      14-01-23-5d-mrk3-kevin-meredith-0001.jpg

      That way you can always tell want images where taken by which photographer.

  7. Albert says:

    Re: JPEG and RAW (NEF, ARW, . . . ) Downloading and File Management
    Hoping to find some sage advice / recommendation on how to manage / files & folders when one has both a jpeg and raw file of the same image(s) ?
    Using Lightroom 5 and Windows 7

    Thanks!

    • lomokev says:

      I’ve never understood why you’d want to keep both Raw and JPG versions of an image, I am sure there might be a reason for it but I have never come across one. I know that most cameras tweak the colours, correct barrel distortion, fix chromatic aberration etc in JPGs but as the name implies the RAWs are left alone. When I teach workshops I shot both RAW and JPG so that I can download / go throw just the JPGs quickly, once the workshop is done I delete JPGs and download the RAWs. My Samsung NX 300 will only send JPGs to my phone wirelessly for that reason I show RAW and JPG but always dump the JPGs before Lightroom import. Why do want to keep both versions?

  8. annette says:
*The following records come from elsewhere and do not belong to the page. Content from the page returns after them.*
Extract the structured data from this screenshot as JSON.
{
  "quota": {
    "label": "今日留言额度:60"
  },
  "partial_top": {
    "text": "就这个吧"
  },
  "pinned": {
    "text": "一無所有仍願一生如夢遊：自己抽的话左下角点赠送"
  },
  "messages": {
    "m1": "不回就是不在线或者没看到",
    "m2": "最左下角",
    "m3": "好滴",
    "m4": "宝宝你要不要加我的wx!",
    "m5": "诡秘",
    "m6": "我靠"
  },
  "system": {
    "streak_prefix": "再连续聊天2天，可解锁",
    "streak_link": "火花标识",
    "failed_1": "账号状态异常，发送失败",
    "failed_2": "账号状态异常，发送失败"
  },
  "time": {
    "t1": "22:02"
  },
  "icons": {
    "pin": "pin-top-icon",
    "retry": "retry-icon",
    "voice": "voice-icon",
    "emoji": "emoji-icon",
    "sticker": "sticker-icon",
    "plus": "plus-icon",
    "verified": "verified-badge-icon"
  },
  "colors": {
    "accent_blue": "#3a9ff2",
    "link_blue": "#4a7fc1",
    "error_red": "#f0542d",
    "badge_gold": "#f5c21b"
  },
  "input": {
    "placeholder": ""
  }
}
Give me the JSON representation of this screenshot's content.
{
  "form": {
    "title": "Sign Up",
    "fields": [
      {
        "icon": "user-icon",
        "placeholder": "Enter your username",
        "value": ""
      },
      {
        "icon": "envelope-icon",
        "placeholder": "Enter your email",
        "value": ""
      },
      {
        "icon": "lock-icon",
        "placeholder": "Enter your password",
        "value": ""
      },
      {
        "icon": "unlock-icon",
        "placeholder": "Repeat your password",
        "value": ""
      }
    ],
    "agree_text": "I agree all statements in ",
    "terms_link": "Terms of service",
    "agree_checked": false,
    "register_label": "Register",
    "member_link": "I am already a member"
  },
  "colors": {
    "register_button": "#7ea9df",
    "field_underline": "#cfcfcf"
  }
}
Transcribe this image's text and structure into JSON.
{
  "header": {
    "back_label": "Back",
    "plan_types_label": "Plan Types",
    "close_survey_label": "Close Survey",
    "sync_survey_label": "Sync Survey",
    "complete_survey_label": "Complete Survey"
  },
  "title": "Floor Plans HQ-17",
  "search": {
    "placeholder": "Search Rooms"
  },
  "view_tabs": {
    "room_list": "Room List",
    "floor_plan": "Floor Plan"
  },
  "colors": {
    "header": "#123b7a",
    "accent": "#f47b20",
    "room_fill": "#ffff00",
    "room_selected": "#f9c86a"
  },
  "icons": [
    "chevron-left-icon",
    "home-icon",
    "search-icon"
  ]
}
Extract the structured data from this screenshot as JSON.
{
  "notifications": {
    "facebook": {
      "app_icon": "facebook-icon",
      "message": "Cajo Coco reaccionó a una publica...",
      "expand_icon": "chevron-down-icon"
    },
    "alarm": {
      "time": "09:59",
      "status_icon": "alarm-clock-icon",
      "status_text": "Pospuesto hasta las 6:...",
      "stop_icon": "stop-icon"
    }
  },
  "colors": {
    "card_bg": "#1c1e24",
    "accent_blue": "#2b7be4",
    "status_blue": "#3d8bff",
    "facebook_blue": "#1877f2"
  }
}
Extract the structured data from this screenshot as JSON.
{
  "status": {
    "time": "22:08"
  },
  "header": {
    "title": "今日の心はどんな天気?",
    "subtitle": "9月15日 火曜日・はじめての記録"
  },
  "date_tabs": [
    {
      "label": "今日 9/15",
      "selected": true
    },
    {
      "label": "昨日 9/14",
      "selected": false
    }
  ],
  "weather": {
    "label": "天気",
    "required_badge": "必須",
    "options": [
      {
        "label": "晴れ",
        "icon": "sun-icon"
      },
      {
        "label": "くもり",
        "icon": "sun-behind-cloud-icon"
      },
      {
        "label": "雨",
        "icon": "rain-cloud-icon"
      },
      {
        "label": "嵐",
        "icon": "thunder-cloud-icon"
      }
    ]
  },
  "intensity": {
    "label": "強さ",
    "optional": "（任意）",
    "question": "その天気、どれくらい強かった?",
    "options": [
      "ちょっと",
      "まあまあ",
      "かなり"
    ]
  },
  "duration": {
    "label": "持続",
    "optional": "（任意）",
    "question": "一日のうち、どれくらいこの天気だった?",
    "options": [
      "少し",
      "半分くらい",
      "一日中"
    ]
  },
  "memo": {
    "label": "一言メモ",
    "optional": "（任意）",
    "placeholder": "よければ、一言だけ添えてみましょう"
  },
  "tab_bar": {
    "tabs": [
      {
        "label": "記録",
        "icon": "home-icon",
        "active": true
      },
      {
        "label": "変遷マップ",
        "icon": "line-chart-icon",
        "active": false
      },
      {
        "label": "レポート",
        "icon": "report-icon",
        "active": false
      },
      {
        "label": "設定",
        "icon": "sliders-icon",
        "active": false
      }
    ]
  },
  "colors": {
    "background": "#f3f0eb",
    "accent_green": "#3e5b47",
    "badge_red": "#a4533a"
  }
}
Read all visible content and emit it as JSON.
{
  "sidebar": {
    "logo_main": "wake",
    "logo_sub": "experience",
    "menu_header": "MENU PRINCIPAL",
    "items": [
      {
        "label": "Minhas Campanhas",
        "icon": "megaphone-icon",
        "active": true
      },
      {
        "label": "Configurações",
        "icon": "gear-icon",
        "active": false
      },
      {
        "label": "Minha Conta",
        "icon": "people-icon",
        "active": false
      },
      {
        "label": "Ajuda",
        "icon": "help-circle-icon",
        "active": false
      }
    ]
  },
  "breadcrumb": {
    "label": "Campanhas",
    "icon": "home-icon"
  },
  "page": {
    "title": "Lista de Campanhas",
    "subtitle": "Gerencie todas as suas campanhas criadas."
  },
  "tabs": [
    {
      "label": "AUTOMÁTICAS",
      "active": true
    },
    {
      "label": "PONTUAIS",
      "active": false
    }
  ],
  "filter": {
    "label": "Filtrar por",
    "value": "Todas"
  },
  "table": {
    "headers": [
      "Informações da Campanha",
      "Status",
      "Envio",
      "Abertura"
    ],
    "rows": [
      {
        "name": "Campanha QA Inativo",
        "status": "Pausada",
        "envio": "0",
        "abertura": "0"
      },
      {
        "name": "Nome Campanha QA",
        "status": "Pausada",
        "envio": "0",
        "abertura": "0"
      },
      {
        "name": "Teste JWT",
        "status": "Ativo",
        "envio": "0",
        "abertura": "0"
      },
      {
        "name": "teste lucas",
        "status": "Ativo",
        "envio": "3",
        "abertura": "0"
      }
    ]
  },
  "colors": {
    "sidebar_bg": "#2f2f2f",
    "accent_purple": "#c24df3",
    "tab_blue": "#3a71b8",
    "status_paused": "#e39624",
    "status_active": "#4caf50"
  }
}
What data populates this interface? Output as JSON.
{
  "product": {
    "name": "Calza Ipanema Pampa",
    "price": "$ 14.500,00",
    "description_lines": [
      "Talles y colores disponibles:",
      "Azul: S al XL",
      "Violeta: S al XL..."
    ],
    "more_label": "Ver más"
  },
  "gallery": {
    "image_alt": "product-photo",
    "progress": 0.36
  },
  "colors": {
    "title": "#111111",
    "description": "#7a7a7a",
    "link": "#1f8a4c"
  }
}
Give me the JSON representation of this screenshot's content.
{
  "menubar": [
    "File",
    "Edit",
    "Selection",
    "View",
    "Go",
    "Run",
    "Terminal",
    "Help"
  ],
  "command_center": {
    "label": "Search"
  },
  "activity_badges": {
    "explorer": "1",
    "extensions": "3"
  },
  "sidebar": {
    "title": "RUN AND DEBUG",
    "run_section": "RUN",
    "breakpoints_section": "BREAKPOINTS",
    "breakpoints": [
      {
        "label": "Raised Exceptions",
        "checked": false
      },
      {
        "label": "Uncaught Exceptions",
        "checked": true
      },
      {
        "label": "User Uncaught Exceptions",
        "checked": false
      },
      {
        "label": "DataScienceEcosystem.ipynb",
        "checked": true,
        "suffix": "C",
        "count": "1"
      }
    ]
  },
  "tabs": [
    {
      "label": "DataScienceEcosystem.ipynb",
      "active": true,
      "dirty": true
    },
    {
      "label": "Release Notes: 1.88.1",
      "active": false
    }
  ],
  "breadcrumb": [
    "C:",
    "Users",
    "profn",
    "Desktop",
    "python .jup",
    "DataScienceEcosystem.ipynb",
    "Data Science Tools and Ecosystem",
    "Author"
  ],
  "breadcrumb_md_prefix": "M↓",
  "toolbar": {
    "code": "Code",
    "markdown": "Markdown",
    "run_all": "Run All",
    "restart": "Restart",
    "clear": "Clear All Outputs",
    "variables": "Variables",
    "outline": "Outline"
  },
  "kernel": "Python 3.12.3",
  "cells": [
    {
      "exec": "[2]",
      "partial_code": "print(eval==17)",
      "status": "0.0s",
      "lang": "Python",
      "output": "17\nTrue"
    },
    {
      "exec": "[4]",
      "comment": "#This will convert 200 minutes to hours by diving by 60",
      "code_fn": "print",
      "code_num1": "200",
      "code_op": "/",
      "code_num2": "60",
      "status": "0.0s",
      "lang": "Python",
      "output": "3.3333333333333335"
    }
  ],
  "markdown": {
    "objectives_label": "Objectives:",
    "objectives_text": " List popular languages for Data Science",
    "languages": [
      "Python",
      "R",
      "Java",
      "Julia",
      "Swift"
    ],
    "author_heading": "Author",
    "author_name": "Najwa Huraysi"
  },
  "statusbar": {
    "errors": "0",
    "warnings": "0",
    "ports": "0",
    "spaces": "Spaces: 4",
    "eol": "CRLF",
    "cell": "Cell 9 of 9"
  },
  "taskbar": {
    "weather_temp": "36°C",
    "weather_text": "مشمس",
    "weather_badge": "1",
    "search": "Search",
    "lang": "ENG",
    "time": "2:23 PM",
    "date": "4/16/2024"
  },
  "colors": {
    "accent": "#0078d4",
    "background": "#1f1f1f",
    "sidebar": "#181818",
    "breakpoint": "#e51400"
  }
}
    Thanks for all this useful info. Do you have all your images in one LR catalog? Or separate catalogs? Thanks again

    • lomokev says:

      All in one catalog. 160,000 images. No point in splitting it into separate catalogs, Lightroom can handle it and you are only making extra work for yourself if you have separate catalogs.

Questions or Comments?